[App and web page records]
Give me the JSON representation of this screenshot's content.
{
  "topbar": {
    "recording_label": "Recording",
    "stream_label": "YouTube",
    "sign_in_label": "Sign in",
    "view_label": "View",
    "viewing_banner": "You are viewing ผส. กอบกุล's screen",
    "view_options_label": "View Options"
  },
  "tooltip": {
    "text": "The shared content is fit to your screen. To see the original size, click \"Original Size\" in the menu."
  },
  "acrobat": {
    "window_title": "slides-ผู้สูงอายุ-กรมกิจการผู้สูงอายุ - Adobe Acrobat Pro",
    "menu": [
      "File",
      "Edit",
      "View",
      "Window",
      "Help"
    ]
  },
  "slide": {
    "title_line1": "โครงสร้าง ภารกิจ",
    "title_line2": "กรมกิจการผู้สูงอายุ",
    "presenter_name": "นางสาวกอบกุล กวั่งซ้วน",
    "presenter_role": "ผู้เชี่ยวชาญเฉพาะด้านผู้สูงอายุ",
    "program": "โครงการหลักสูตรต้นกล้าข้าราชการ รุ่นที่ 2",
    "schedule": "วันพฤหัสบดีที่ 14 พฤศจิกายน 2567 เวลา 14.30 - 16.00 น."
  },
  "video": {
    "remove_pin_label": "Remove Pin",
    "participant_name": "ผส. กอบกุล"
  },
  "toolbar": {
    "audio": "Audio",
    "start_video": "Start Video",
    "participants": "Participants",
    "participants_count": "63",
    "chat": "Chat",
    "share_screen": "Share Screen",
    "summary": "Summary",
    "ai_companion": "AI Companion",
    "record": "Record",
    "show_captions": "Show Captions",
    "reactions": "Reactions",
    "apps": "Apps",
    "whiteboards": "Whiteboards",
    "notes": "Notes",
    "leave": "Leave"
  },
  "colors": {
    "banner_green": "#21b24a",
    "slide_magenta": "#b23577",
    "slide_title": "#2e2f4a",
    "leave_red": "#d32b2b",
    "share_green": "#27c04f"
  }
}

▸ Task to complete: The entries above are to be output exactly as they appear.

▸ Answer to this problem:
Give me the JSON representation of this screenshot's content.
{
  "topbar": {
    "recording_label": "Recording",
    "stream_label": "YouTube",
    "sign_in_label": "Sign in",
    "view_label": "View",
    "viewing_banner": "You are viewing ผส. กอบกุล's screen",
    "view_options_label": "View Options"
  },
  "tooltip": {
    "text": "The shared content is fit to your screen. To see the original size, click \"Original Size\" in the menu."
  },
  "acrobat": {
    "window_title": "slides-ผู้สูงอายุ-กรมกิจการผู้สูงอายุ - Adobe Acrobat Pro",
    "menu": [
      "File",
      "Edit",
      "View",
      "Window",
      "Help"
    ]
  },
  "slide": {
    "title_line1": "โครงสร้าง ภารกิจ",
    "title_line2": "กรมกิจการผู้สูงอายุ",
    "presenter_name": "นางสาวกอบกุล กวั่งซ้วน",
    "presenter_role": "ผู้เชี่ยวชาญเฉพาะด้านผู้สูงอายุ",
    "program": "โครงการหลักสูตรต้นกล้าข้าราชการ รุ่นที่ 2",
    "schedule": "วันพฤหัสบดีที่ 14 พฤศจิกายน 2567 เวลา 14.30 - 16.00 น."
  },
  "video": {
    "remove_pin_label": "Remove Pin",
    "participant_name": "ผส. กอบกุล"
  },
  "toolbar": {
    "audio": "Audio",
    "start_video": "Start Video",
    "participants": "Participants",
    "participants_count": "63",
    "chat": "Chat",
    "share_screen": "Share Screen",
    "summary": "Summary",
    "ai_companion": "AI Companion",
    "record": "Record",
    "show_captions": "Show Captions",
    "reactions": "Reactions",
    "apps": "Apps",
    "whiteboards": "Whiteboards",
    "notes": "Notes",
    "leave": "Leave"
  },
  "colors": {
    "banner_green": "#21b24a",
    "slide_magenta": "#b23577",
    "slide_title": "#2e2f4a",
    "leave_red": "#d32b2b",
    "share_green": "#27c04f"
  }
}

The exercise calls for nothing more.